Center for Advocacy, Prevention & Empowerment
Confidential support for survivors of gender-based violence
Center for Advocacy, Prevention & Empowerment (CAPE)
Who does CAPE serve?
CAPE offers free and confidential advocacy supports to all students, staff, and faculty at DU that are victims/survivors of sexual assault, relationship violence, stalking, and/or sexual harassment. We also support 'secondary survivors' or those people who are friends, family, partners, colleagues - anyone who knows and cares for a survivor in their life.
What support does CAPE offer?
An advocate can:
- simply be a safer, confidential space to talk and explore options
- connect you to counseling services
- help access medical care and a Medical Forensic Exam
- talk through your reporting options and go with you to report to police or Title IX
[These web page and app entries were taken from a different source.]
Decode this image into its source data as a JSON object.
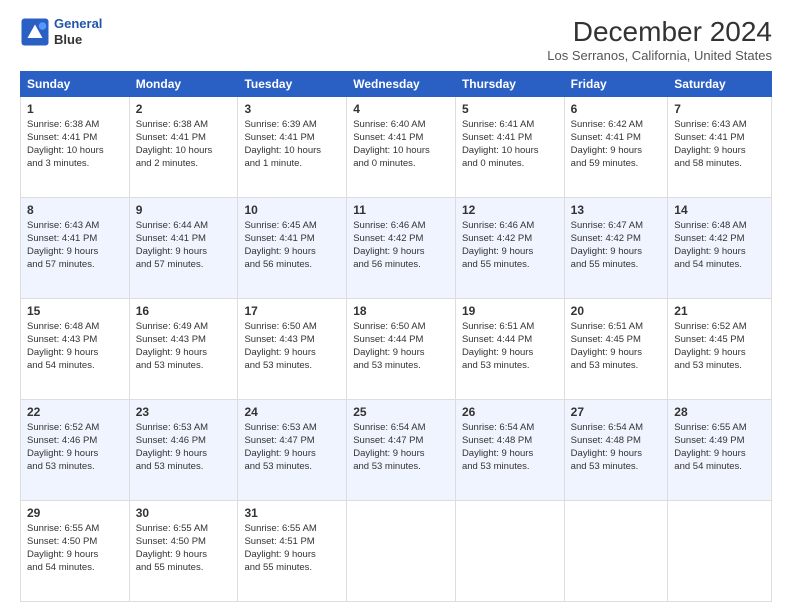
{
  "header": {
    "logo_line1": "General",
    "logo_line2": "Blue",
    "title": "December 2024",
    "subtitle": "Los Serranos, California, United States"
  },
  "columns": [
    "Sunday",
    "Monday",
    "Tuesday",
    "Wednesday",
    "Thursday",
    "Friday",
    "Saturday"
  ],
  "weeks": [
    [
      {
        "day": "1",
        "info": "Sunrise: 6:38 AM\nSunset: 4:41 PM\nDaylight: 10 hours\nand 3 minutes."
      },
      {
        "day": "2",
        "info": "Sunrise: 6:38 AM\nSunset: 4:41 PM\nDaylight: 10 hours\nand 2 minutes."
      },
      {
        "day": "3",
        "info": "Sunrise: 6:39 AM\nSunset: 4:41 PM\nDaylight: 10 hours\nand 1 minute."
      },
      {
        "day": "4",
        "info": "Sunrise: 6:40 AM\nSunset: 4:41 PM\nDaylight: 10 hours\nand 0 minutes."
      },
      {
        "day": "5",
        "info": "Sunrise: 6:41 AM\nSunset: 4:41 PM\nDaylight: 10 hours\nand 0 minutes."
      },
      {
        "day": "6",
        "info": "Sunrise: 6:42 AM\nSunset: 4:41 PM\nDaylight: 9 hours\nand 59 minutes."
      },
      {
        "day": "7",
        "info": "Sunrise: 6:43 AM\nSunset: 4:41 PM\nDaylight: 9 hours\nand 58 minutes."
      }
    ],
    [
      {
        "day": "8",
        "info": "Sunrise: 6:43 AM\nSunset: 4:41 PM\nDaylight: 9 hours\nand 57 minutes."
      },
      {
        "day": "9",
        "info": "Sunrise: 6:44 AM\nSunset: 4:41 PM\nDaylight: 9 hours\nand 57 minutes."
      },
      {
        "day": "10",
        "info": "Sunrise: 6:45 AM\nSunset: 4:41 PM\nDaylight: 9 hours\nand 56 minutes."
      },
      {
        "day": "11",
        "info": "Sunrise: 6:46 AM\nSunset: 4:42 PM\nDaylight: 9 hours\nand 56 minutes."
      },
      {
        "day": "12",
        "info": "Sunrise: 6:46 AM\nSunset: 4:42 PM\nDaylight: 9 hours\nand 55 minutes."
      },
      {
        "day": "13",
        "info": "Sunrise: 6:47 AM\nSunset: 4:42 PM\nDaylight: 9 hours\nand 55 minutes."
      },
      {
        "day": "14",
        "info": "Sunrise: 6:48 AM\nSunset: 4:42 PM\nDaylight: 9 hours\nand 54 minutes."
      }
    ],
    [
      {
        "day": "15",
        "info": "Sunrise: 6:48 AM\nSunset: 4:43 PM\nDaylight: 9 hours\nand 54 minutes."
      },
      {
        "day": "16",
        "info": "Sunrise: 6:49 AM\nSunset: 4:43 PM\nDaylight: 9 hours\nand 53 minutes."
      },
      {
        "day": "17",
        "info": "Sunrise: 6:50 AM\nSunset: 4:43 PM\nDaylight: 9 hours\nand 53 minutes."
      },
      {
        "day": "18",
        "info": "Sunrise: 6:50 AM\nSunset: 4:44 PM\nDaylight: 9 hours\nand 53 minutes."
      },
      {
        "day": "19",
        "info": "Sunrise: 6:51 AM\nSunset: 4:44 PM\nDaylight: 9 hours\nand 53 minutes."
      },
      {
        "day": "20",
        "info": "Sunrise: 6:51 AM\nSunset: 4:45 PM\nDaylight: 9 hours\nand 53 minutes."
      },
      {
        "day": "21",
        "info": "Sunrise: 6:52 AM\nSunset: 4:45 PM\nDaylight: 9 hours\nand 53 minutes."
      }
    ],
    [
      {
        "day": "22",
        "info": "Sunrise: 6:52 AM\nSunset: 4:46 PM\nDaylight: 9 hours\nand 53 minutes."
      },
      {
        "day": "23",
        "info": "Sunrise: 6:53 AM\nSunset: 4:46 PM\nDaylight: 9 hours\nand 53 minutes."
      },
      {
        "day": "24",
        "info": "Sunrise: 6:53 AM\nSunset: 4:47 PM\nDaylight: 9 hours\nand 53 minutes."
      },
      {
        "day": "25",
        "info": "Sunrise: 6:54 AM\nSunset: 4:47 PM\nDaylight: 9 hours\nand 53 minutes."
      },
      {
        "day": "26",
        "info": "Sunrise: 6:54 AM\nSunset: 4:48 PM\nDaylight: 9 hours\nand 53 minutes."
      },
      {
        "day": "27",
        "info": "Sunrise: 6:54 AM\nSunset: 4:48 PM\nDaylight: 9 hours\nand 53 minutes."
      },
      {
        "day": "28",
        "info": "Sunrise: 6:55 AM\nSunset: 4:49 PM\nDaylight: 9 hours\nand 54 minutes."
      }
    ],
    [
      {
        "day": "29",
        "info": "Sunrise: 6:55 AM\nSunset: 4:50 PM\nDaylight: 9 hours\nand 54 minutes."
      },
      {
        "day": "30",
        "info": "Sunrise: 6:55 AM\nSunset: 4:50 PM\nDaylight: 9 hours\nand 55 minutes."
      },
      {
        "day": "31",
        "info": "Sunrise: 6:55 AM\nSunset: 4:51 PM\nDaylight: 9 hours\nand 55 minutes."
      },
      {
        "day": "",
        "info": ""
      },
      {
        "day": "",
        "info": ""
      },
      {
        "day": "",
        "info": ""
      },
      {
        "day": "",
        "info": ""
      }
    ]
  ]
}
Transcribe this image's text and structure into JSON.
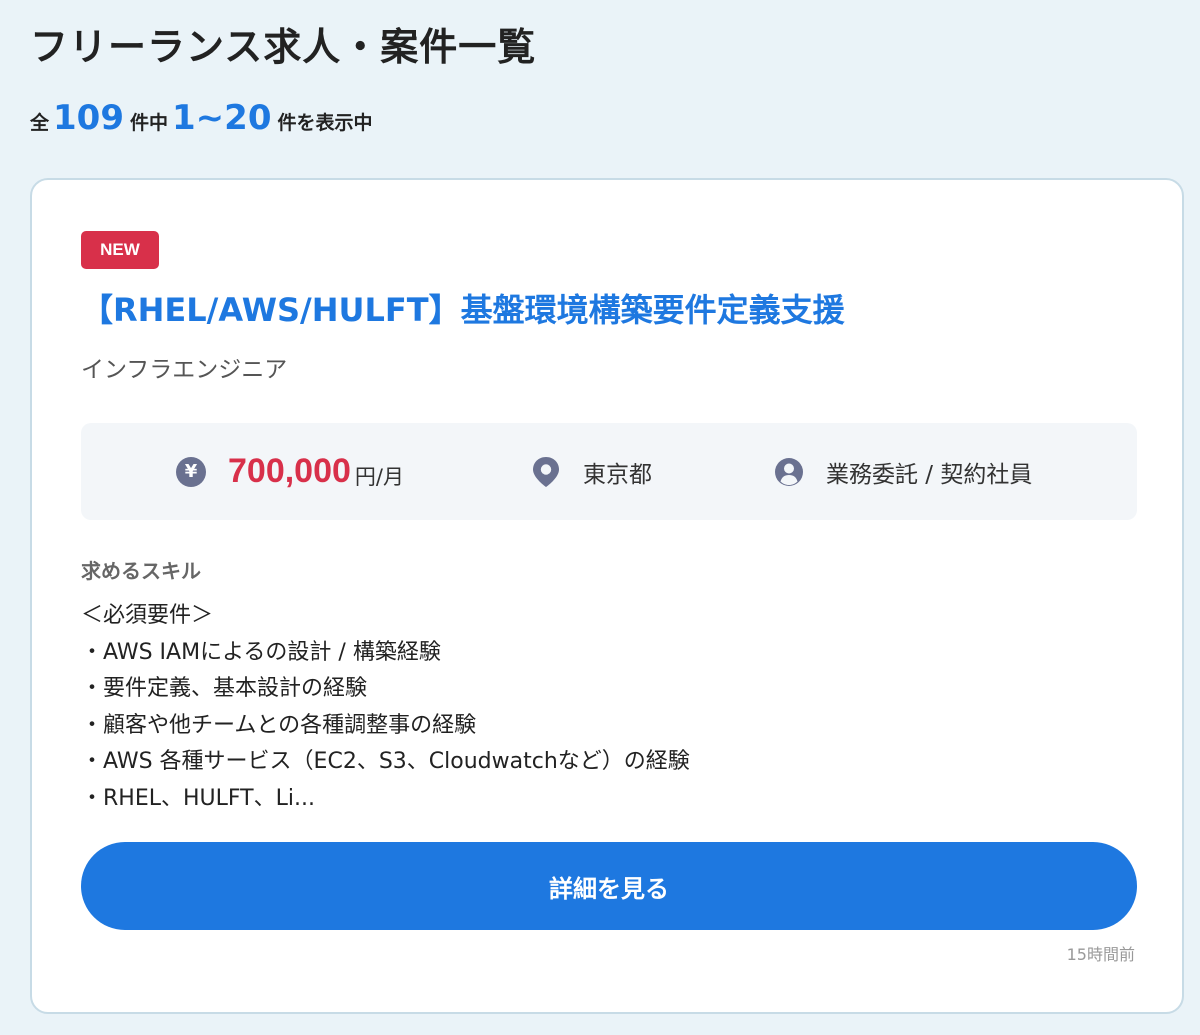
{
  "page": {
    "title": "フリーランス求人・案件一覧"
  },
  "results": {
    "prefix": "全",
    "total": "109",
    "mid": "件中",
    "range": "1~20",
    "suffix": "件を表示中"
  },
  "job": {
    "badge": "NEW",
    "title": "【RHEL/AWS/HULFT】基盤環境構築要件定義支援",
    "category": "インフラエンジニア",
    "salary_icon": "¥",
    "salary_value": "700,000",
    "salary_unit": "円/月",
    "location": "東京都",
    "contract_type": "業務委託 / 契約社員",
    "skills_heading": "求めるスキル",
    "skills_lines": [
      "＜必須要件＞",
      "・AWS IAMによるの設計 / 構築経験",
      "・要件定義、基本設計の経験",
      "・顧客や他チームとの各種調整事の経験",
      "・AWS 各種サービス（EC2、S3、Cloudwatchなど）の経験",
      "・RHEL、HULFT、Li..."
    ],
    "button_label": "詳細を見る",
    "posted_time": "15時間前"
  },
  "icons": {
    "salary": "yen-icon",
    "location": "location-pin-icon",
    "contract": "person-icon"
  },
  "colors": {
    "accent": "#1e78e0",
    "badge": "#d8304a",
    "salary": "#d8304a",
    "icon": "#6a7190",
    "background": "#eaf3f8"
  }
}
- help you obtain academic support and accommodations
- help you access financial supports
- and more!
How can I make an appointment?
You can web-book an appointment through your MyHealth Portal, call 303-871-3853, or email email@example.com.
What does an intake appointment look like?
An advocate can meet with you in person on campus, via Zoom, or over the phone. Once you book your appointment, we upload a Client Rights and Informed Consent form in your MyHealth portal to review and sign. We go over this form together and talk through confidentiality and what that means.
You only share as little or as much as you would like. We offer a trauma-informed, judgment-free space where you can talk through an experience, or just learn more about what we offer. We can share what supports we and the campus and community offer and work together to explore choices and resources to see what feels like it would be most helpful. You do not have to report your experience in order to access our services.
What is an advocate, and is it the same as a therapist?
Survivor/Victim Advocates have gone through at least 40+ hour training through the state and hold confidentiality privileges through Colorado State Statute § 13-90-107, similar to a therapist or medical provider. However, a survivor advocate is not a therapist, although we can connect you to counseling services.
We offer a free, confidential, trauma-informed and non-judgmental space to explore options and work to connect you to any support or resources you identify as a need. We can accompany you to any medical, court, or reporting appointment or meeting as well.
We are content experts in the dynamics of abuse, violence, and trauma and also help educate and train members of our campus community on how to be more trauma-informed and to reduce victim-blaming behavior.